Since working the soccer beat, Baxter has added podcasting to his multimedia resumé as a regular voice on the “Corner of the Galaxy” podcast, where he brings expert analysis to the highs and lows of the L.A. Galaxy.
Baxter’s versatility, highlighted as his biggest strength by long-time sportswriter confrère Larry Morgan, has also seen him cover nearly ever sport over the last four Olympic Games.
“He can cover everything and make it entertaining… not a lot of writers can do that,” Morgan said. The two were colleagues at the San Gabriel Valley Tribune, and for a time Morgan edited Baxter’s weekly soccer newsletter for the L.A. Times.
Baxter laments the loss of that newsletter, which he cherished for the reporting depth it allowed. Too often with shorter stories in today’s journalism landscape, he says, there is “all this interesting stuff still in [his] notebook that nobody ever gets to see!”
Where will the light shine next?
Curiosity, Baxter says, is a crucial characteristic for journalists to possess.

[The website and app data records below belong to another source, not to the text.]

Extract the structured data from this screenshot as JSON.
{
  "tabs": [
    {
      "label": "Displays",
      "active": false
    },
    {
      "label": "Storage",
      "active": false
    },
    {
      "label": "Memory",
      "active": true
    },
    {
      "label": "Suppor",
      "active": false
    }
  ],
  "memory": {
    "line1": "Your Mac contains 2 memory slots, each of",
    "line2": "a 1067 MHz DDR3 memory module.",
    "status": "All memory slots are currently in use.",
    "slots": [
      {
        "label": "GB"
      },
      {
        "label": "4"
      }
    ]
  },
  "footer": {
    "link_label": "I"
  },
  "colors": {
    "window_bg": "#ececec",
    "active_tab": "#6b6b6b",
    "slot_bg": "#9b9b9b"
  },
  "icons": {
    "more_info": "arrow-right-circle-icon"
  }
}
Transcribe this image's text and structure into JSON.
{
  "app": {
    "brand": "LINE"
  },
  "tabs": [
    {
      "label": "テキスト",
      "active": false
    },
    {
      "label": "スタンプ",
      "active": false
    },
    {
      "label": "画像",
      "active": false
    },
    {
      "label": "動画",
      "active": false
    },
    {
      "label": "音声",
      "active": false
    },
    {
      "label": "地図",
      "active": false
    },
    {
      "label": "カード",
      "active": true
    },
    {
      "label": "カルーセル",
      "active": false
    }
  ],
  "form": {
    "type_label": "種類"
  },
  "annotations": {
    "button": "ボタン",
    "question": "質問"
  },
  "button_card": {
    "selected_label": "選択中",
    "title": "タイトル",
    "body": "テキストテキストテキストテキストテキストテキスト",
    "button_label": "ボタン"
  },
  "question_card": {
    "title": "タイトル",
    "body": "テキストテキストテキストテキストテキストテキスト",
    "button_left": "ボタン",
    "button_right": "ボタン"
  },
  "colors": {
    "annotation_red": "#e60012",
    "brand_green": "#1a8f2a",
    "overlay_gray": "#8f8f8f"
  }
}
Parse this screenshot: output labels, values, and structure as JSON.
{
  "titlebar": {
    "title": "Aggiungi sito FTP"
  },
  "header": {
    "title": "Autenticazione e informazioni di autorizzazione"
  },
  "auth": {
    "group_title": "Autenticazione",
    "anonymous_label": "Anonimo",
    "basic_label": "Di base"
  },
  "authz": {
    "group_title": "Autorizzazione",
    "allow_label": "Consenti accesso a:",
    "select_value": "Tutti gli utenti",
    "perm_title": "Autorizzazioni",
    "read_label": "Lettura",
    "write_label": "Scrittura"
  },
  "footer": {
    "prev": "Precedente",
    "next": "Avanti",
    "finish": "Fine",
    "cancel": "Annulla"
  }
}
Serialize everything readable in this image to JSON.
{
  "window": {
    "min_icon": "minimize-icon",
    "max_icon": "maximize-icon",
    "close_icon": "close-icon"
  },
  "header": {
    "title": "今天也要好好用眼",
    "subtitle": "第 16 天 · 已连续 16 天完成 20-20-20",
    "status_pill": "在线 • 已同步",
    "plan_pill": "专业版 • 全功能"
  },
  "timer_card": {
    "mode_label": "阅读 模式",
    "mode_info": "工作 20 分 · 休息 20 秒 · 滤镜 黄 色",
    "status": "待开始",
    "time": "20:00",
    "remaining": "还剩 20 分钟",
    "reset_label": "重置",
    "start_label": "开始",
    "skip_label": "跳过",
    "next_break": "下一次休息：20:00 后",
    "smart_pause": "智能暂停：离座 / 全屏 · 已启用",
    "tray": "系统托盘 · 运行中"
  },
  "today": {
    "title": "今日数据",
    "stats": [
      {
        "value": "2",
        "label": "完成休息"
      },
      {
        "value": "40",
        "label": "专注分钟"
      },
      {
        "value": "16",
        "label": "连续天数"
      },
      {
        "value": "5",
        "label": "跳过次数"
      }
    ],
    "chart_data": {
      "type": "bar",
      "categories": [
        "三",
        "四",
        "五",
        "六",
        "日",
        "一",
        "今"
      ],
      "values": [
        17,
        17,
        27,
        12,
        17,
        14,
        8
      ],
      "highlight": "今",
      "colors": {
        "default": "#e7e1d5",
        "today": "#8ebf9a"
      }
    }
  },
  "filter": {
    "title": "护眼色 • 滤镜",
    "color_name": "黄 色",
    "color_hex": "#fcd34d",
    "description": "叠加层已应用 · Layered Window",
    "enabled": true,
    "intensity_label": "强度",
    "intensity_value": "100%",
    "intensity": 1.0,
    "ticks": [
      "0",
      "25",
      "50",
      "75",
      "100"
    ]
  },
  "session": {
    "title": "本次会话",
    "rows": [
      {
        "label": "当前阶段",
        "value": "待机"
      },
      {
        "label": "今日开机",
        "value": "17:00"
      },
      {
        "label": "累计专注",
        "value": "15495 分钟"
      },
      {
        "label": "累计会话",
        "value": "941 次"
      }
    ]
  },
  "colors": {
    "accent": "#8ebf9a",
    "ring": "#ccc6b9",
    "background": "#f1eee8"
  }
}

“He’s endlessly curious about the world around him,” said Iliana Limón Romero, the LA Times’ assistant managing sports editor. “He wants to take people on a journey that’s different than anything they’ve seen before, to help draw insight to under-the-radar life experiences that perhaps they didn’t know about.”
By seeing beyond the obvious, searching for stories behind the games and their players, Baxter’s diverse reporting and experience covering underrepresented communities enables him to do just that. In fact, Baxter’s next stop is Uganda, where he is seeking out the riveting story of a promising baseball talent who has been sharing his skills on YouTube.
Whether it’s from the streets and stadiums of sprawling Los Angeles or halfway across the world, stay tuned for that and more stories from the L.A. Times’ writer of soccer and “other things.”